Matthew Mastricova is the fiction editor for Third Point Press. Their work has appeared in Catapult, Joyland, Redivider, The Threepenny Review, and elsewhere.

Bill Murray Terraforms Mars by Robbie Maakestad

When Bill Murray sets foot on Mars, he sets to work terraforming straightaway. That’s not to say he doesn’t first look up at the stars, bright spots of light arranged afresh within the celestial void, radiating down upon Martian meadows. After that briefest of glances up, Bill will deploy his terraform training—memorized and practiced these many years—but right now he’s still glancing up and thinking ever so briefly about how he wouldn’t have aced his terraform test, sped into space, and stepped out upon the red planet had it not been for his grandmother, Mary Agnes, who instilled industry and economy through the assignment of daily chores. If young Bill ever so much as protested his allotted workload, Grandma-Murray lobbed this axiom at his ears: “All play and no work makes Billy-boy a jerk.” And so young Bill had set about sweeping the front sidewalk, dusting between the banister rail-posts, and gathering trash from the bins about the house. On Mars, as Bill first hefts his terraformer while looking up at the stars—but before he flicks the “Grass” switch—Bill will think back to his grandmother’s finest qualities: her patience, her exactitude, her laser focus on the most banal of labors. Before he begins his terraforming, Bill will remember how her nimble fingers slipped the tiniest of colored beads upon her needle, how that silver barb dipped and rose, coursing with exactitude, and how she’d done her best to teach him to do the same. “Here,” she’d say, handing Billy a single bead of the bluest hue. “Look through the center hole and the world opens up on the other side. Stick the needle in one motion, and pull tight. Repeat, repeat, repeat. One motion, Billy. Creation requires the precision of minutiae.” And Billy had tried to be precise, really he had, but he’d always ended up with a Band-Aid on his index finger, a spot of blood blooming beneath the gauzy pad, swirling outward, when pressed, like the arms of a galaxy. That single bead had stuck in Bill’s mind, though, for as he looks up from where he stands on Mars, before sweeping his terraformer, before turning arid regolith into fertile loam, before sprouting green grass from red rock, Bill’s eyes will affix upon Earth—that tiniest of blue beads stitched up within the patterned heavens—and only then will he understand his grandmother’s lesson.

 

Robbie Maakestad is a Senior Features Editor for The Rumpus and an Assistant Professor of Writing at Point Loma Nazarene University in San Diego.
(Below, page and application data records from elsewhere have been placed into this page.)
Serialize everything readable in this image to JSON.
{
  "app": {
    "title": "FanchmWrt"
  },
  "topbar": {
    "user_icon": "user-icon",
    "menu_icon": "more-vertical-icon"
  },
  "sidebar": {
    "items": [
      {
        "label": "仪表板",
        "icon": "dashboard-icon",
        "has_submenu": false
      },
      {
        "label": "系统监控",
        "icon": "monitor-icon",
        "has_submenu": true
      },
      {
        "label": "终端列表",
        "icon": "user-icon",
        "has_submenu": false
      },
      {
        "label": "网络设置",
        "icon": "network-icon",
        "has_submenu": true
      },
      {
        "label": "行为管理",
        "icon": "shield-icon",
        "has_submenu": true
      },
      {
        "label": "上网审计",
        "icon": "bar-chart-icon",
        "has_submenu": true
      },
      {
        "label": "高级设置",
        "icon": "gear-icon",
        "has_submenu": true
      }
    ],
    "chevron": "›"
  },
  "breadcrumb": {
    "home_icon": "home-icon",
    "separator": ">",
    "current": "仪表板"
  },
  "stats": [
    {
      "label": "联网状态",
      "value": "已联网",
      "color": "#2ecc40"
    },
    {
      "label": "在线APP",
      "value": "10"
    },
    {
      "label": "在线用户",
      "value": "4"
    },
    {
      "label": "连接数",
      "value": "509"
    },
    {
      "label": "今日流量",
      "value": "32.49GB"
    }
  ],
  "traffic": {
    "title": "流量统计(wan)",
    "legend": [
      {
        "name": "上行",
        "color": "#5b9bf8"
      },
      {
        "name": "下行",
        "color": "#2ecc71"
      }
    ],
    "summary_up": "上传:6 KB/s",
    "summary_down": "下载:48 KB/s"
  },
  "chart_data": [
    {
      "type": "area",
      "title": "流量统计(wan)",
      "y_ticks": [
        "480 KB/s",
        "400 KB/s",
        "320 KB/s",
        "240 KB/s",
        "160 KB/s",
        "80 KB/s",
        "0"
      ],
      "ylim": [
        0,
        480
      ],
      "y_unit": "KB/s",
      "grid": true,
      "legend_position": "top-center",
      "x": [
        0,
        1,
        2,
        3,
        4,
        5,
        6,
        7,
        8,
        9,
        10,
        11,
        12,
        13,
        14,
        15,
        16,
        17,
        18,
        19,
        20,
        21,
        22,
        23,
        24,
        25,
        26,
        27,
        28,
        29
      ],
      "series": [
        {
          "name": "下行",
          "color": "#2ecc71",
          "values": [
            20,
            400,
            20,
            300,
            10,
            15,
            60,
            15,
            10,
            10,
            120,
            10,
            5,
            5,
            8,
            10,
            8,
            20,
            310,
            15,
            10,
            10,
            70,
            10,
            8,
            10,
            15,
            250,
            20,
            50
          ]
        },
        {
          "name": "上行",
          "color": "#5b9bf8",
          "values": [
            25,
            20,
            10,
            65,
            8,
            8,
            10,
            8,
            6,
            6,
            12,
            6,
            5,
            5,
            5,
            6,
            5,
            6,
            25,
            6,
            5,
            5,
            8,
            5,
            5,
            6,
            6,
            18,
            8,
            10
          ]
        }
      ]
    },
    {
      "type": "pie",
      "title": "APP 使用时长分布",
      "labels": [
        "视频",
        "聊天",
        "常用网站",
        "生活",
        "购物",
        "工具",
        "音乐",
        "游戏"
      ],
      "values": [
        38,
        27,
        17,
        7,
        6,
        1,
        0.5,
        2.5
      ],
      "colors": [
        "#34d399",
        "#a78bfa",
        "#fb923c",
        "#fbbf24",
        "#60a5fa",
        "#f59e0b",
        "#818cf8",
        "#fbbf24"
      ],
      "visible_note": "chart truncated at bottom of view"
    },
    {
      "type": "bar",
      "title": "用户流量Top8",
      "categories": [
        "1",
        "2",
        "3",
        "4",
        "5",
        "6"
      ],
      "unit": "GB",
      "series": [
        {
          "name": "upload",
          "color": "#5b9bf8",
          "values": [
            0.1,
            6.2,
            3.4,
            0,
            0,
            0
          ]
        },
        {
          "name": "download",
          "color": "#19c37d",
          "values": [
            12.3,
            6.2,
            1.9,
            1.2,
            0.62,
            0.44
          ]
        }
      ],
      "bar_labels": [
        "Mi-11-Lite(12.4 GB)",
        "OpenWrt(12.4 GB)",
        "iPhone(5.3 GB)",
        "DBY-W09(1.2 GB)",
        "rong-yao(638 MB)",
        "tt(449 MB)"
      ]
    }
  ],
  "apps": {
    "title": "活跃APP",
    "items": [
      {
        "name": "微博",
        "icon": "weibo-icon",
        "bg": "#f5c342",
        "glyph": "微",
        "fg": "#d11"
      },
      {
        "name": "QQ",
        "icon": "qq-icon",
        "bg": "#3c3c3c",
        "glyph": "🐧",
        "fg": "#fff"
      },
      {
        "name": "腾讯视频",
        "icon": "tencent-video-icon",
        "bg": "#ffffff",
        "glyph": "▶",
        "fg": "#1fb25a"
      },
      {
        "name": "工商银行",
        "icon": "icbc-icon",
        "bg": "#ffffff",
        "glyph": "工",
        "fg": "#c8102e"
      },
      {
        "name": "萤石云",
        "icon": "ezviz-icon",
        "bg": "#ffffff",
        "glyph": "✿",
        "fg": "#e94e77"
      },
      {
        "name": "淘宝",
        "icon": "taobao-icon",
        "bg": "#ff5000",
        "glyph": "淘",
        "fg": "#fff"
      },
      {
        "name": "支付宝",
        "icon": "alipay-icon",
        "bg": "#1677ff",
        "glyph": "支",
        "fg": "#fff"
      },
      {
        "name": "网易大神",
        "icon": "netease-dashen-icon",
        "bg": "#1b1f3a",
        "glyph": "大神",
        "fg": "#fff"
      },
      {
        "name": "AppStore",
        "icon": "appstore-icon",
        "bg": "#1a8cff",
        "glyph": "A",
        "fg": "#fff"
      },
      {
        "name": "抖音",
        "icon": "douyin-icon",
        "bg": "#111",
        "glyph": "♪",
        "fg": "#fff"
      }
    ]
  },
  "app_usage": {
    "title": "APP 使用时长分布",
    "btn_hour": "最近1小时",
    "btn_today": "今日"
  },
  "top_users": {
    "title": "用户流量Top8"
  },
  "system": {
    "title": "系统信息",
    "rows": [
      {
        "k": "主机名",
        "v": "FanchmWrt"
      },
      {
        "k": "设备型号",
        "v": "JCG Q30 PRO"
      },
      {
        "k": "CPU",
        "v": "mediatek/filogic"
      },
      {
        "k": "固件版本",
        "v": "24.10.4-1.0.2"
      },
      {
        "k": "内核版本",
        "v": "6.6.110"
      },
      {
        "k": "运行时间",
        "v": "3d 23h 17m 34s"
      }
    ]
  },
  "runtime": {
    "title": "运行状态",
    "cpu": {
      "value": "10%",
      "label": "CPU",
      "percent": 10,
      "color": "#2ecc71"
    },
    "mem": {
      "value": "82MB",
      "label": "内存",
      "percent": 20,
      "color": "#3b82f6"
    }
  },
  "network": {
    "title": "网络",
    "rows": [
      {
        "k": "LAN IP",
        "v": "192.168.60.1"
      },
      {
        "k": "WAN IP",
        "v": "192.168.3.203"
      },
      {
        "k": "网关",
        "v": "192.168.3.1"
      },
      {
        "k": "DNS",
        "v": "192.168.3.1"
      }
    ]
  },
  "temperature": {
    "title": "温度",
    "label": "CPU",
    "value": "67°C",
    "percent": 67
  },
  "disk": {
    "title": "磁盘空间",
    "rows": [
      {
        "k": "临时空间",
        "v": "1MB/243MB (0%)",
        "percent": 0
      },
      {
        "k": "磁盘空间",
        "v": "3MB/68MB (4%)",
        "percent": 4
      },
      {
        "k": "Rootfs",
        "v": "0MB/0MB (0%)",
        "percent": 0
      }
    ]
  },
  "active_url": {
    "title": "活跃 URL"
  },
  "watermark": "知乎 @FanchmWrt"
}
He is writing a biography of place about Jerusalem’s City of David archaeological site. He has been published or has forthcoming work in Boulevard, The Normal School, Essay Daily, and The San Diego Union-Tribune, among others. Follow him @RobbieMaakestad.

Laughing with Anne Hathaway by Megan M. Garwood

He moans at night, but this one rattles the house. It’s 3 am. Bleary minded, we assume he needs changing, this man, so tall he must—no—he used to duck under doorways, this man who can no longer feed himself or hold a pill or two in his hand then place them in his mouth. He probably needs his diaper changed. His blood pressure is 109, that’s good. We smell him. He doesn’t need to be changed, not that way; he just can’t change the channel on his own. He wants Hogan’s Heroes. He can’t sleep. The changer tremors in his large hand. Is it bad that we wish the sickness had taken his brain first? We flick, for him, through the channels until we land on some rerun of a late-night show. Anne Hathaway is talking about a heist movie she shot during the quarantine. In it, she steals a diamond from a department store; her character is restless. He turns to us, it takes all his strength, and asks, could this possibly mean less to anyone? And he and we laugh, so loudly it must wake the neighbors, and he coughs, and we sit down to catch our breath on the worn couch next to the rented hospital bed. On the TV Anne Hathaway, hair and makeup styled to the nines, laughs with us, and all our eyes are tearing except his.

 

Megan M. Garwood is a writer from Metro Detroit. She has fiction published in X-R-A-Y, and her essays on art appear in publications like Triangle House and The Wall Street Journal. She is currently working on a novel. You can find her online at www.megan.wtf.